Syriza leader Alexis Tsipras, a 37-year-old former student activist, casts his vote at a polling station in Athens. EPA photoDebt-stricken Greece voted yesterday amid global fears that victory by parties that have vowed to cancel the country’s international bailout agreements and accompanying austerity measures could undermine the European Union’s joint currency and send the world’s major economies into another sharp downturn.
For Greeks, it is the second national election in six weeks and arguably the most critical in decades, reflecting political turmoil sparked by a two-year financial crisis that some fear could force the country to abandon the euro and return to its old currency, the drachma. That in turn would likely drag down other financially troubled countries and threaten the euro itself.
No party is likely to win enough votes to form a government on its own, meaning a coalition will have to be formed to avoid yet another election. Inconclusive elections on May 6 resulted in no party winning enough votes to form a government, and coalition talks collapsed after 10 days.
‘Greeks conquered fear’
Syriza leader Alexis Tsipras, a 37-year-old former student activist, has vowed to rip up Greece’s bailout agreements and repeal the austerity measures. Greeks have “conquered fear” and will keep their place as an “equal member” of Europe, Tsipras said yesterday. “We have conquered fear. Today we open a path to hope, to a better future,” he said. For his part, conservative New Democracy leader Antonis Samaras has cast the choice as being one between the euro and returning to the country’s old currency, the drachma. He has vowed to renegotiate some of the terms of the accompanying austerity, but insists the top priority is for the country to remain in Europe’s joint currency.

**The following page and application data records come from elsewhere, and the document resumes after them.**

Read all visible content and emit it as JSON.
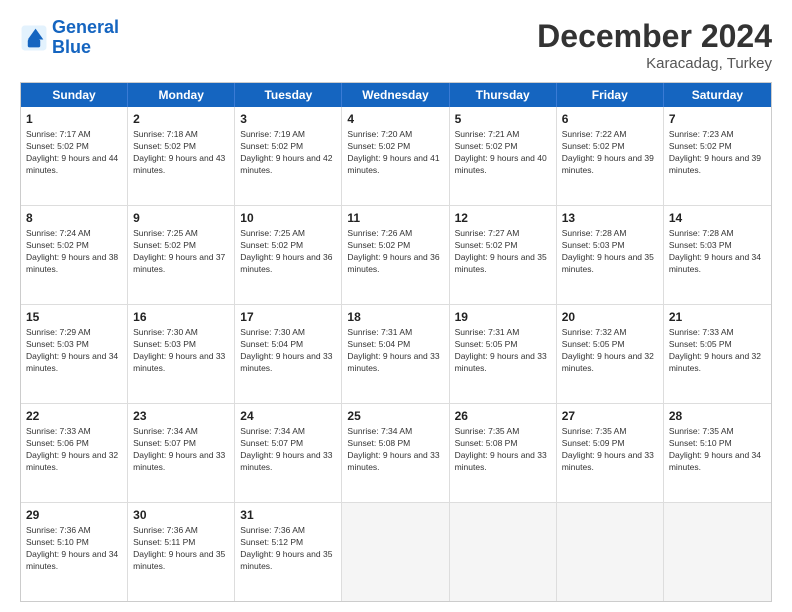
{
  "logo": {
    "line1": "General",
    "line2": "Blue"
  },
  "header": {
    "month": "December 2024",
    "location": "Karacadag, Turkey"
  },
  "weekdays": [
    "Sunday",
    "Monday",
    "Tuesday",
    "Wednesday",
    "Thursday",
    "Friday",
    "Saturday"
  ],
  "weeks": [
    [
      {
        "day": "1",
        "sunrise": "Sunrise: 7:17 AM",
        "sunset": "Sunset: 5:02 PM",
        "daylight": "Daylight: 9 hours and 44 minutes."
      },
      {
        "day": "2",
        "sunrise": "Sunrise: 7:18 AM",
        "sunset": "Sunset: 5:02 PM",
        "daylight": "Daylight: 9 hours and 43 minutes."
      },
      {
        "day": "3",
        "sunrise": "Sunrise: 7:19 AM",
        "sunset": "Sunset: 5:02 PM",
        "daylight": "Daylight: 9 hours and 42 minutes."
      },
      {
        "day": "4",
        "sunrise": "Sunrise: 7:20 AM",
        "sunset": "Sunset: 5:02 PM",
        "daylight": "Daylight: 9 hours and 41 minutes."
      },
      {
        "day": "5",
        "sunrise": "Sunrise: 7:21 AM",
        "sunset": "Sunset: 5:02 PM",
        "daylight": "Daylight: 9 hours and 40 minutes."
      },
      {
        "day": "6",
        "sunrise": "Sunrise: 7:22 AM",
        "sunset": "Sunset: 5:02 PM",
        "daylight": "Daylight: 9 hours and 39 minutes."
      },
      {
        "day": "7",
        "sunrise": "Sunrise: 7:23 AM",
        "sunset": "Sunset: 5:02 PM",
        "daylight": "Daylight: 9 hours and 39 minutes."
      }
    ],
    [
      {
        "day": "8",
        "sunrise": "Sunrise: 7:24 AM",
        "sunset": "Sunset: 5:02 PM",
        "daylight": "Daylight: 9 hours and 38 minutes."
      },
      {
        "day": "9",
        "sunrise": "Sunrise: 7:25 AM",
        "sunset": "Sunset: 5:02 PM",
        "daylight": "Daylight: 9 hours and 37 minutes."
      },
      {
        "day": "10",
        "sunrise": "Sunrise: 7:25 AM",
        "sunset": "Sunset: 5:02 PM",
        "daylight": "Daylight: 9 hours and 36 minutes."
      },
      {
        "day": "11",
        "sunrise": "Sunrise: 7:26 AM",
        "sunset": "Sunset: 5:02 PM",
        "daylight": "Daylight: 9 hours and 36 minutes."
      },
      {
        "day": "12",
        "sunrise": "Sunrise: 7:27 AM",
        "sunset": "Sunset: 5:02 PM",
        "daylight": "Daylight: 9 hours and 35 minutes."
      },
      {
        "day": "13",
        "sunrise": "Sunrise: 7:28 AM",
        "sunset": "Sunset: 5:03 PM",
        "daylight": "Daylight: 9 hours and 35 minutes."
      },
      {
        "day": "14",
        "sunrise": "Sunrise: 7:28 AM",
        "sunset": "Sunset: 5:03 PM",
        "daylight": "Daylight: 9 hours and 34 minutes."
      }
    ],
    [
      {
        "day": "15",
        "sunrise": "Sunrise: 7:29 AM",
        "sunset": "Sunset: 5:03 PM",
        "daylight": "Daylight: 9 hours and 34 minutes."
      },
      {
        "day": "16",
        "sunrise": "Sunrise: 7:30 AM",
        "sunset": "Sunset: 5:03 PM",
        "daylight": "Daylight: 9 hours and 33 minutes."
      },
      {
        "day": "17",
        "sunrise": "Sunrise: 7:30 AM",
        "sunset": "Sunset: 5:04 PM",
        "daylight": "Daylight: 9 hours and 33 minutes."
      },
      {
        "day": "18",
        "sunrise": "Sunrise: 7:31 AM",
        "sunset": "Sunset: 5:04 PM",
        "daylight": "Daylight: 9 hours and 33 minutes."
      },
      {
        "day": "19",
        "sunrise": "Sunrise: 7:31 AM",
        "sunset": "Sunset: 5:05 PM",
        "daylight": "Daylight: 9 hours and 33 minutes."
      },
      {
        "day": "20",
        "sunrise": "Sunrise: 7:32 AM",
        "sunset": "Sunset: 5:05 PM",
        "daylight": "Daylight: 9 hours and 32 minutes."
      },
      {
        "day": "21",
        "sunrise": "Sunrise: 7:33 AM",
        "sunset": "Sunset: 5:05 PM",
        "daylight": "Daylight: 9 hours and 32 minutes."
      }
    ],
    [
      {
        "day": "22",
        "sunrise": "Sunrise: 7:33 AM",
        "sunset": "Sunset: 5:06 PM",
        "daylight": "Daylight: 9 hours and 32 minutes."
      },
      {
        "day": "23",
        "sunrise": "Sunrise: 7:34 AM",
        "sunset": "Sunset: 5:07 PM",
        "daylight": "Daylight: 9 hours and 33 minutes."
      },
      {
        "day": "24",
        "sunrise": "Sunrise: 7:34 AM",
        "sunset": "Sunset: 5:07 PM",
        "daylight": "Daylight: 9 hours and 33 minutes."
      },
      {
        "day": "25",
        "sunrise": "Sunrise: 7:34 AM",
        "sunset": "Sunset: 5:08 PM",
        "daylight": "Daylight: 9 hours and 33 minutes."
      },
      {
        "day": "26",
        "sunrise": "Sunrise: 7:35 AM",
        "sunset": "Sunset: 5:08 PM",
        "daylight": "Daylight: 9 hours and 33 minutes."
      },
      {
        "day": "27",
        "sunrise": "Sunrise: 7:35 AM",
        "sunset": "Sunset: 5:09 PM",
        "daylight": "Daylight: 9 hours and 33 minutes."
      },
      {
        "day": "28",
        "sunrise": "Sunrise: 7:35 AM",
        "sunset": "Sunset: 5:10 PM",
        "daylight": "Daylight: 9 hours and 34 minutes."
      }
    ],
    [
      {
        "day": "29",
        "sunrise": "Sunrise: 7:36 AM",
        "sunset": "Sunset: 5:10 PM",
        "daylight": "Daylight: 9 hours and 34 minutes."
      },
      {
        "day": "30",
        "sunrise": "Sunrise: 7:36 AM",
        "sunset": "Sunset: 5:11 PM",
        "daylight": "Daylight: 9 hours and 35 minutes."
      },
      {
        "day": "31",
        "sunrise": "Sunrise: 7:36 AM",
        "sunset": "Sunset: 5:12 PM",
        "daylight": "Daylight: 9 hours and 35 minutes."
      },
      null,
      null,
      null,
      null
    ]
  ]
}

European leaders have also cautioned that Greece could be left outside the 17-nation eurozone if it pulls out of its bailout commitments.